◆ Task statement ◆
Show all lines containing "pour" from the data below.

◆ Source information ◆
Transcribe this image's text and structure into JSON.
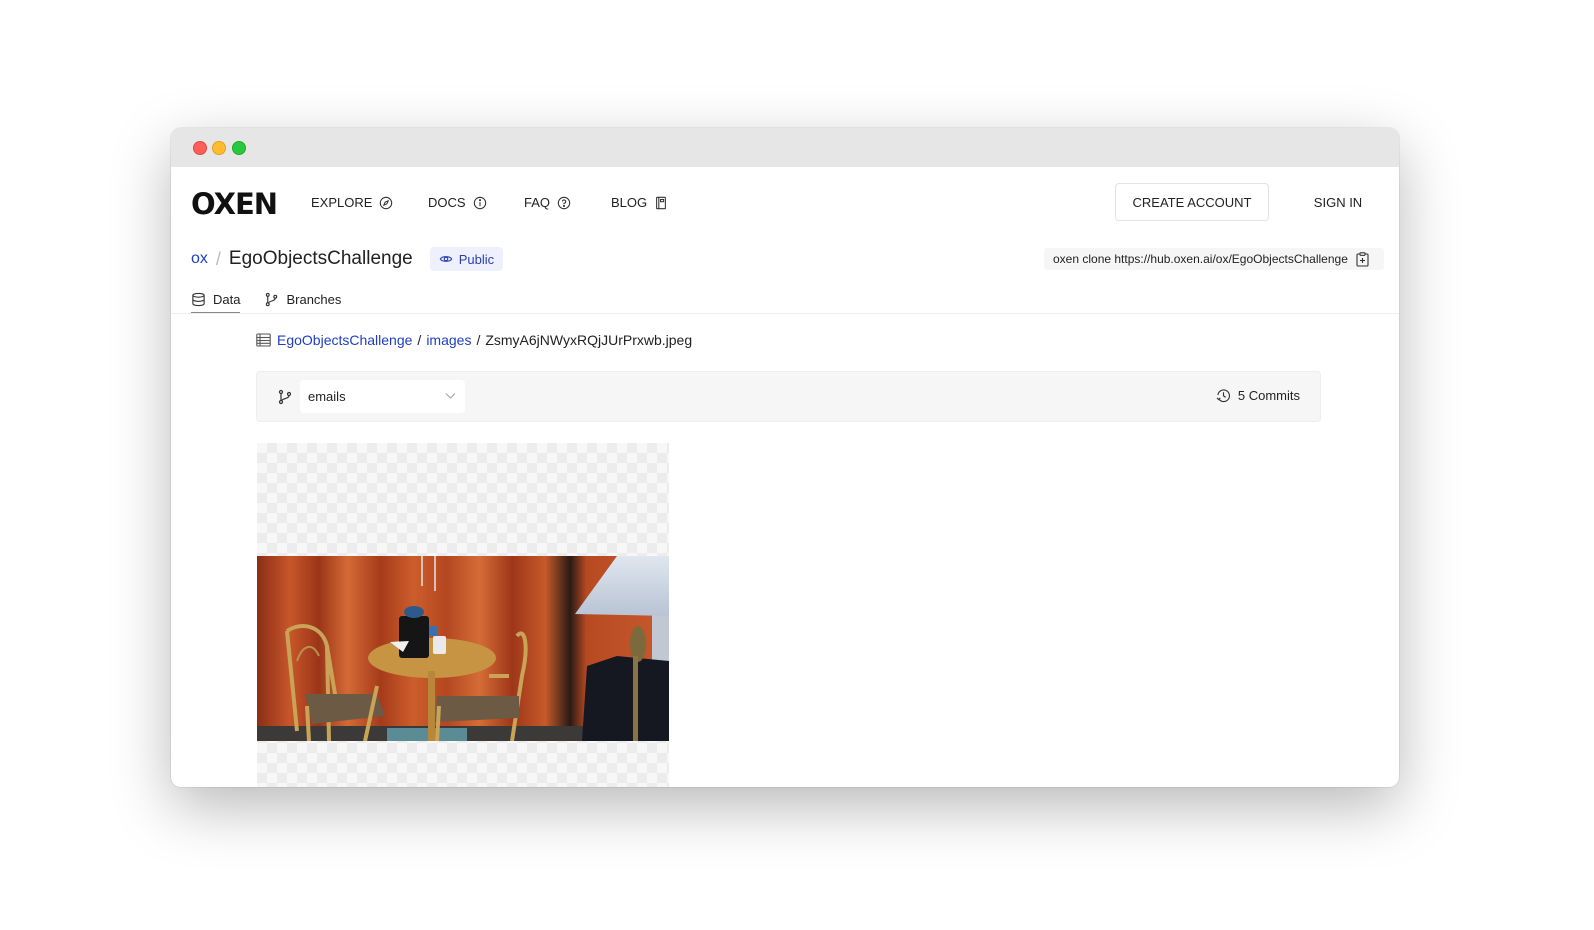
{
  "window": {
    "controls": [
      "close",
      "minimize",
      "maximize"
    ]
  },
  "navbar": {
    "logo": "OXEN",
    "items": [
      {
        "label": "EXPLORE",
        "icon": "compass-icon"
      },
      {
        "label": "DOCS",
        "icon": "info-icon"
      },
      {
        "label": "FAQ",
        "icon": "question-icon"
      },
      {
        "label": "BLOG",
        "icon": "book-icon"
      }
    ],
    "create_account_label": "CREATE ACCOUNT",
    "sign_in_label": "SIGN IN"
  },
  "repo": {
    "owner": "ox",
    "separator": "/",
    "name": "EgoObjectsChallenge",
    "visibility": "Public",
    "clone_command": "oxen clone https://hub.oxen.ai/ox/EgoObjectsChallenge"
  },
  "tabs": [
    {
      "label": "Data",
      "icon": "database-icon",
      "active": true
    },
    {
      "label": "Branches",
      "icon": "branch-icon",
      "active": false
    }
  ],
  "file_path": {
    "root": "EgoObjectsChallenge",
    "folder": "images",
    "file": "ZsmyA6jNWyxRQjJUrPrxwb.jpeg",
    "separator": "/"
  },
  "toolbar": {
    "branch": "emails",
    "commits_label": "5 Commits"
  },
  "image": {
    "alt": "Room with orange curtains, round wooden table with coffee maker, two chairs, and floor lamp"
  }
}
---
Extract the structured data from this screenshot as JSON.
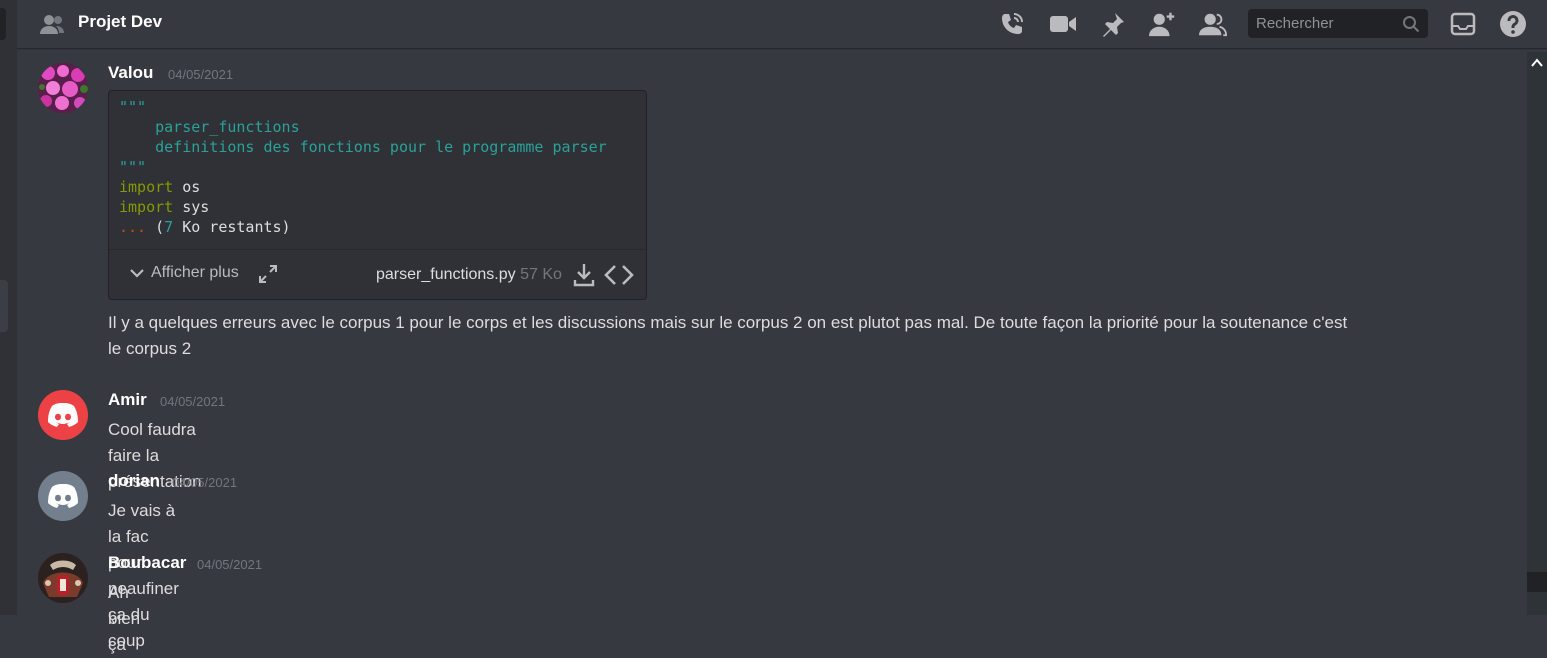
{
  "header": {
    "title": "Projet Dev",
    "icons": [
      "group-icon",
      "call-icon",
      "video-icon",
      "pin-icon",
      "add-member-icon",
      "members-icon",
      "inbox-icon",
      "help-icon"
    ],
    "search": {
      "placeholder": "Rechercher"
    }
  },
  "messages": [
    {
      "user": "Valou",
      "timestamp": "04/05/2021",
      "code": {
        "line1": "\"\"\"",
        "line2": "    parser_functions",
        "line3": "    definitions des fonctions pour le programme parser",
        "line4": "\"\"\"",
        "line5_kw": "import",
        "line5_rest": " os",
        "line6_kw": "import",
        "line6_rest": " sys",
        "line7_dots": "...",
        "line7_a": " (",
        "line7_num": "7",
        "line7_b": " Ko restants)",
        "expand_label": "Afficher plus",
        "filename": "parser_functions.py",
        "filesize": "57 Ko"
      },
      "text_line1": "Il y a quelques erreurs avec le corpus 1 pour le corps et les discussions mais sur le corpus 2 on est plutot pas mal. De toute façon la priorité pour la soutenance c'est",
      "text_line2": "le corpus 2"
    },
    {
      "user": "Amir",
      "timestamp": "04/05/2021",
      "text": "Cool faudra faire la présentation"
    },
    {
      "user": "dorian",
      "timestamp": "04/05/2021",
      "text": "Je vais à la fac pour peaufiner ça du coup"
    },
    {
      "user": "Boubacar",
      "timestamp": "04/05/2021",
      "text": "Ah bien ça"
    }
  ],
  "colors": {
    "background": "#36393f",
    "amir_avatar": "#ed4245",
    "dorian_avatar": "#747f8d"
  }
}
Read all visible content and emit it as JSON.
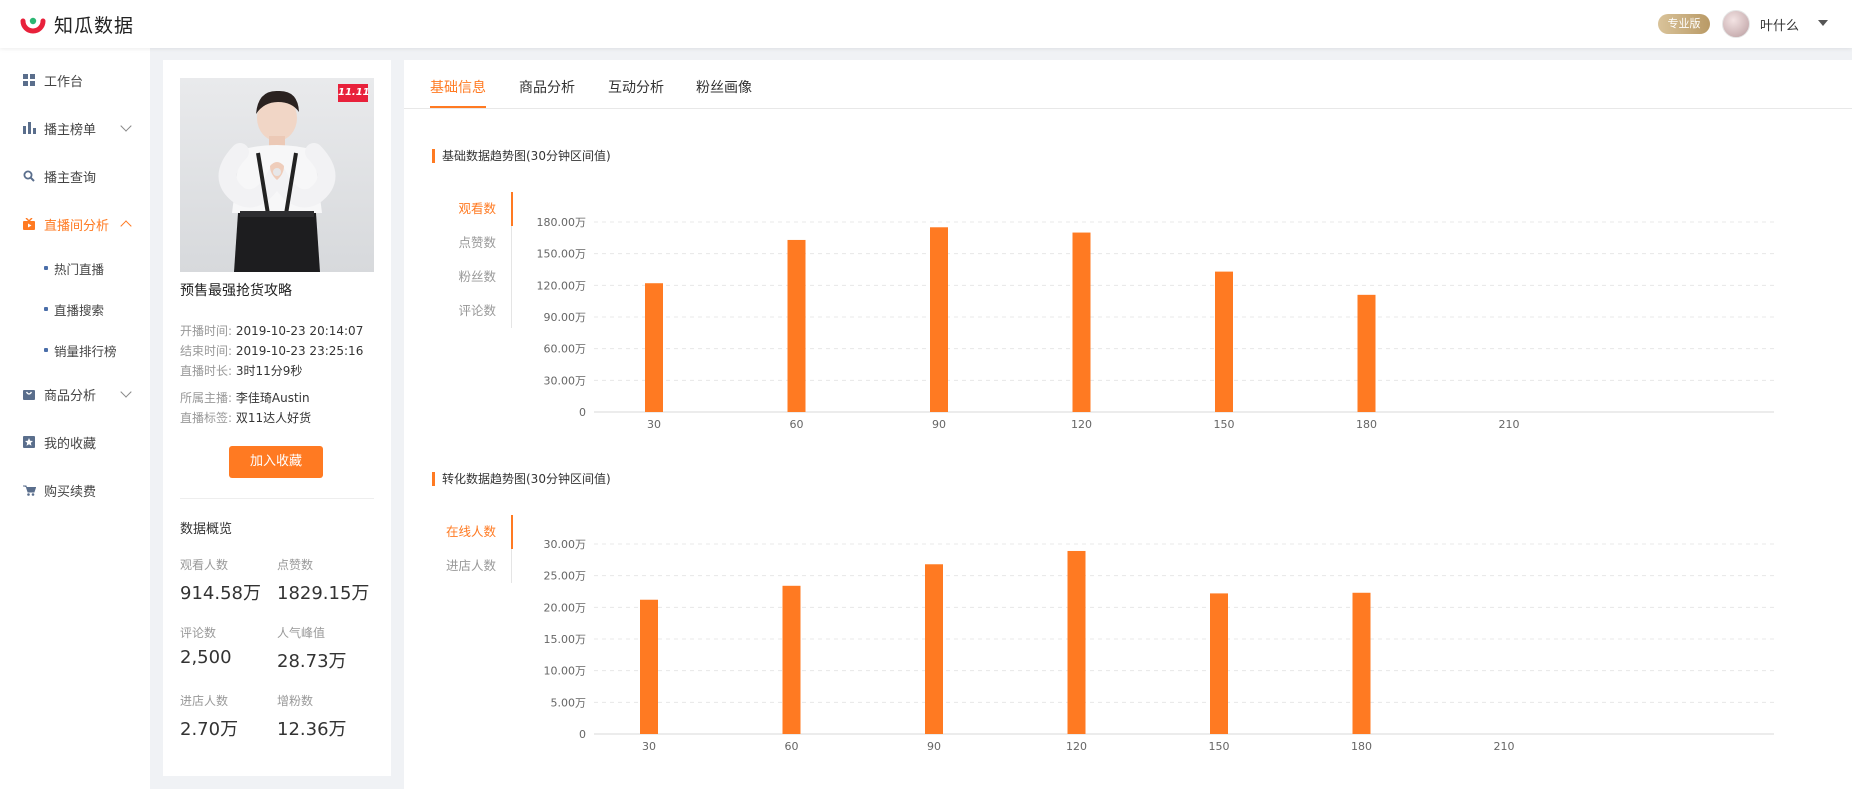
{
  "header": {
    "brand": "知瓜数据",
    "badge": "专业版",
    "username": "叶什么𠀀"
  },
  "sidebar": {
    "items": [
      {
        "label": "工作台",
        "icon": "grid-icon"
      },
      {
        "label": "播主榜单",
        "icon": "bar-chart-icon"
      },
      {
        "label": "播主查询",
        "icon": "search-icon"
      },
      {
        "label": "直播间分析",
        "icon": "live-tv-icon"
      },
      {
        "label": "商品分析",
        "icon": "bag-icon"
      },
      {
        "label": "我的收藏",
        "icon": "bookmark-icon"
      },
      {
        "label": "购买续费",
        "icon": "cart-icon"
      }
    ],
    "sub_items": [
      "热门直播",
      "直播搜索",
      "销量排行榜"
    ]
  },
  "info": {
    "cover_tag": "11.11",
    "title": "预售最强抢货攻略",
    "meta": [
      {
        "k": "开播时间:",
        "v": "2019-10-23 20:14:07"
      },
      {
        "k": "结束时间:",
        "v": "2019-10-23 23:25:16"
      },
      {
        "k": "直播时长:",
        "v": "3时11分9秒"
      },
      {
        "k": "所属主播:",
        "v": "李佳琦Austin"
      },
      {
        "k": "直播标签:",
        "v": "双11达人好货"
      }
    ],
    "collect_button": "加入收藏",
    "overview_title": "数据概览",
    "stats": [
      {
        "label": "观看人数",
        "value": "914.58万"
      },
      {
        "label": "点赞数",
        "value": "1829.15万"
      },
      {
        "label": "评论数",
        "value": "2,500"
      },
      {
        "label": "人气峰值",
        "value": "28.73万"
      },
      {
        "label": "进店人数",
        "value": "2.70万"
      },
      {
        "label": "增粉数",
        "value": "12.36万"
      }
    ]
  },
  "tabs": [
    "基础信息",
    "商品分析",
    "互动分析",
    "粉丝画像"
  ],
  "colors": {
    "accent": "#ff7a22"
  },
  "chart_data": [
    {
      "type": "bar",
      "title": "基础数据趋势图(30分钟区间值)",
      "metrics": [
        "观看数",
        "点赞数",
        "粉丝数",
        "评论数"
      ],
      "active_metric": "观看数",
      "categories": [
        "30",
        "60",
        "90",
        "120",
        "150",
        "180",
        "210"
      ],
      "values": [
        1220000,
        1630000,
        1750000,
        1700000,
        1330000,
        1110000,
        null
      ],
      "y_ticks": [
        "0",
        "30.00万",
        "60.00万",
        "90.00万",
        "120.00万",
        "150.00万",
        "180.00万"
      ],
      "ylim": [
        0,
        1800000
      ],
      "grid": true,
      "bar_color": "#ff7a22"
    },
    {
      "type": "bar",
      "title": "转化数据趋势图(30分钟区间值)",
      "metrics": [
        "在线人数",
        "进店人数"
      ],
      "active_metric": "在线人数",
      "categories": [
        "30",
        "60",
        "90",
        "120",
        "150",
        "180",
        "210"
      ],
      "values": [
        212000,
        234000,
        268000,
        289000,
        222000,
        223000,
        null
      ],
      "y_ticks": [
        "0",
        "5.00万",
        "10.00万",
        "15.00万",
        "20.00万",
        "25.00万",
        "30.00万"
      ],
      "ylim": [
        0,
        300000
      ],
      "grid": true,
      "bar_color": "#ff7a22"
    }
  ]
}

◆ Response box ◆
        "line3": "    definitions des fonctions pour le programme parser",
      "text_line1": "Il y a quelques erreurs avec le corpus 1 pour le corps et les discussions mais sur le corpus 2 on est plutot pas mal. De toute façon la priorité pour la soutenance c'est",
      "text": "Je vais à la fac pour peaufiner ça du coup"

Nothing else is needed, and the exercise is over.